> _Data records for software interfaces_
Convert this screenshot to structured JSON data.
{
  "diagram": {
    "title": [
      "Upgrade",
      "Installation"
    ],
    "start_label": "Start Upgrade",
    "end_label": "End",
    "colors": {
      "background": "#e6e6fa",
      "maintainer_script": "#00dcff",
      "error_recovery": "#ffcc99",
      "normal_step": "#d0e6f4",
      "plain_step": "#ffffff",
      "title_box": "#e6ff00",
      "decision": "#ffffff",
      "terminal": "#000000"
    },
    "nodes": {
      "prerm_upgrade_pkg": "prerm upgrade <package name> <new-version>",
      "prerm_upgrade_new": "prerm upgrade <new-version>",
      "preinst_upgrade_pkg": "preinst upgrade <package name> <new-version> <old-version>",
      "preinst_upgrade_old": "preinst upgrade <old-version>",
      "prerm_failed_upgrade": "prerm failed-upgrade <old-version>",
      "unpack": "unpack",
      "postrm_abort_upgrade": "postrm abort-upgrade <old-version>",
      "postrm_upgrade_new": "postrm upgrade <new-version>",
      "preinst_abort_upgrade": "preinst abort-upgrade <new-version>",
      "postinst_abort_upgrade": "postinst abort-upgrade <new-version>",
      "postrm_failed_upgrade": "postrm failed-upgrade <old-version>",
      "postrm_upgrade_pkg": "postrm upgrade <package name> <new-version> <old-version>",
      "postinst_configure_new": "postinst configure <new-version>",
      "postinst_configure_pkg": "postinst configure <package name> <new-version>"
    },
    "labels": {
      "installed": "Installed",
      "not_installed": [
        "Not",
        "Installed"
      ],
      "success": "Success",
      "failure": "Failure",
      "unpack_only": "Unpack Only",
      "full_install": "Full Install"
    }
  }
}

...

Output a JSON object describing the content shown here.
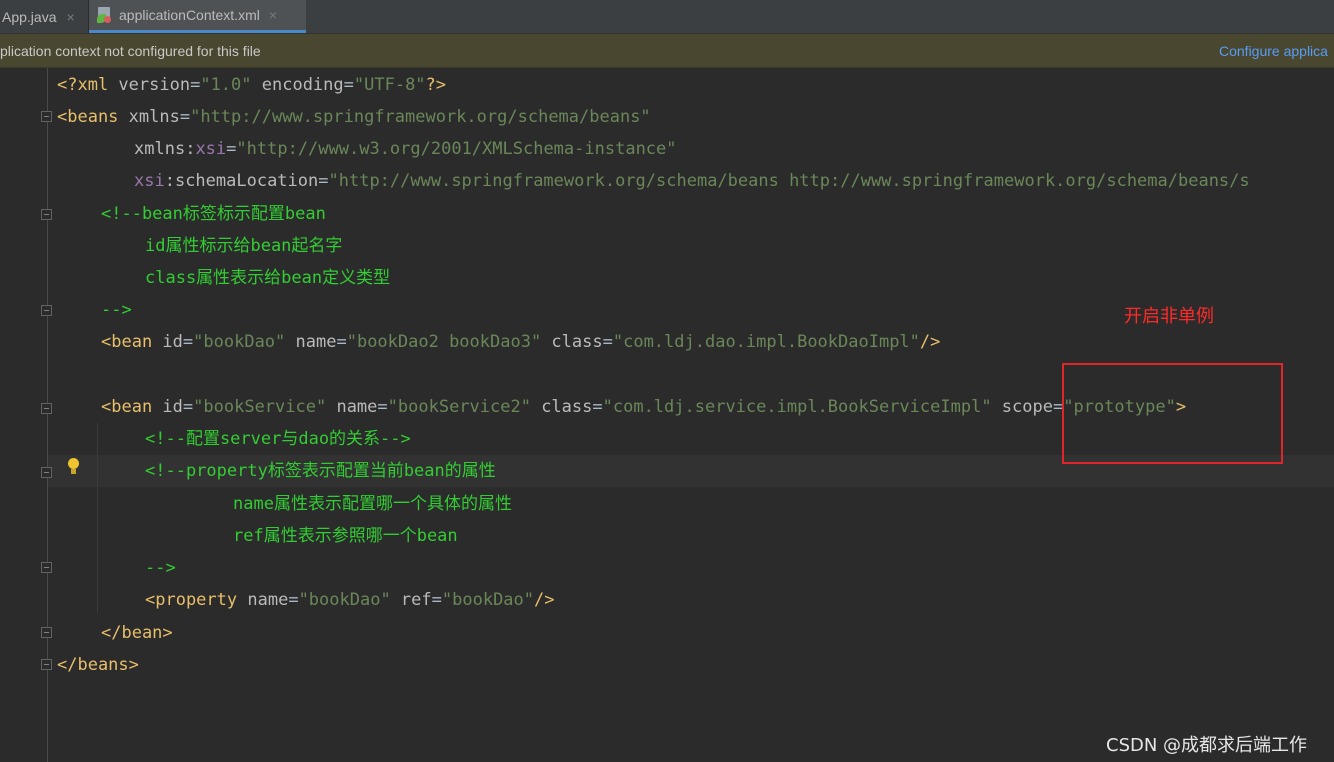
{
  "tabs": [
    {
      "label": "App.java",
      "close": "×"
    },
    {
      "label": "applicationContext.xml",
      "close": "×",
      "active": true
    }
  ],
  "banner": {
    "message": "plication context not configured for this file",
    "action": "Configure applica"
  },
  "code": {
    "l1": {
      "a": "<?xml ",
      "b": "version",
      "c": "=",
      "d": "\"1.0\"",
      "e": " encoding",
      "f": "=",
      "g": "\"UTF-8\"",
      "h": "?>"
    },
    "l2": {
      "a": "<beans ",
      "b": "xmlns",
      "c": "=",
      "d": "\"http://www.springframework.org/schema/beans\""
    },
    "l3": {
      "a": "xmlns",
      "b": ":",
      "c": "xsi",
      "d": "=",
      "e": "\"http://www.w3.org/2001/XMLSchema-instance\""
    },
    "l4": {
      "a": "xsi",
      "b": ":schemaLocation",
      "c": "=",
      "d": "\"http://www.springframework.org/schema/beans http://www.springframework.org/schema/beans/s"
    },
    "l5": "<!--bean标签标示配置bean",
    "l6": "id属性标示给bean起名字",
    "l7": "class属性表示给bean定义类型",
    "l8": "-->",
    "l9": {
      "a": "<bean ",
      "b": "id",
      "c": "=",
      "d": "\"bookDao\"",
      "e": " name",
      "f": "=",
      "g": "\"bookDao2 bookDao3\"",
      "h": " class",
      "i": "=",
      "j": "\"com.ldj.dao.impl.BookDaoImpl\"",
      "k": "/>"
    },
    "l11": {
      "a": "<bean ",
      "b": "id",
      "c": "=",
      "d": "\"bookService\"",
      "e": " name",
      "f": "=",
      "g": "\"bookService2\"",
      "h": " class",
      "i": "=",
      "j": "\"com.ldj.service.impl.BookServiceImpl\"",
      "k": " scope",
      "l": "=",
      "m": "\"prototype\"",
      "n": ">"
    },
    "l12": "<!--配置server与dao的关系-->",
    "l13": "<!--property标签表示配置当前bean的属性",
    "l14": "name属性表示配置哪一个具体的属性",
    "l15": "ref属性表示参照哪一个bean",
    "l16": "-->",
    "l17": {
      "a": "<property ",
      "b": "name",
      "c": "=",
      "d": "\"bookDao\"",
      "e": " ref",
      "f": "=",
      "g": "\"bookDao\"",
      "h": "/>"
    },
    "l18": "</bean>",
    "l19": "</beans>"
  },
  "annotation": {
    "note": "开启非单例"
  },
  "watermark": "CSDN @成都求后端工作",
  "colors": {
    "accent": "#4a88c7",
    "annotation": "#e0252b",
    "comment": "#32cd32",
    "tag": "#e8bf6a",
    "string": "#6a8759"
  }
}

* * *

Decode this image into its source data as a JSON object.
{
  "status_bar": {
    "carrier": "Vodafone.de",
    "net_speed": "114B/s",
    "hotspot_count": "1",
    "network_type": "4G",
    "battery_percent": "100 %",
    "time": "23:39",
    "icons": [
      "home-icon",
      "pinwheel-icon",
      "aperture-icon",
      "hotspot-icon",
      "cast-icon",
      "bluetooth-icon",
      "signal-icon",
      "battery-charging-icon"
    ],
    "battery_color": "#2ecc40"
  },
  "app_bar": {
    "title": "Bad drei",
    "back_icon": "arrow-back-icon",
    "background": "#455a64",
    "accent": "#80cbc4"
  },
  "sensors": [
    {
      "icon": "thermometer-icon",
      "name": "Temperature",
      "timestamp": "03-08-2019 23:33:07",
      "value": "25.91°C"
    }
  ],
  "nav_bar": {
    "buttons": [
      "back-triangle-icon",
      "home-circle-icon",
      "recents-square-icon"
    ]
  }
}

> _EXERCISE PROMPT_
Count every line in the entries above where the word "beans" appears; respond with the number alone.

> _YOUR SOLUTION_
4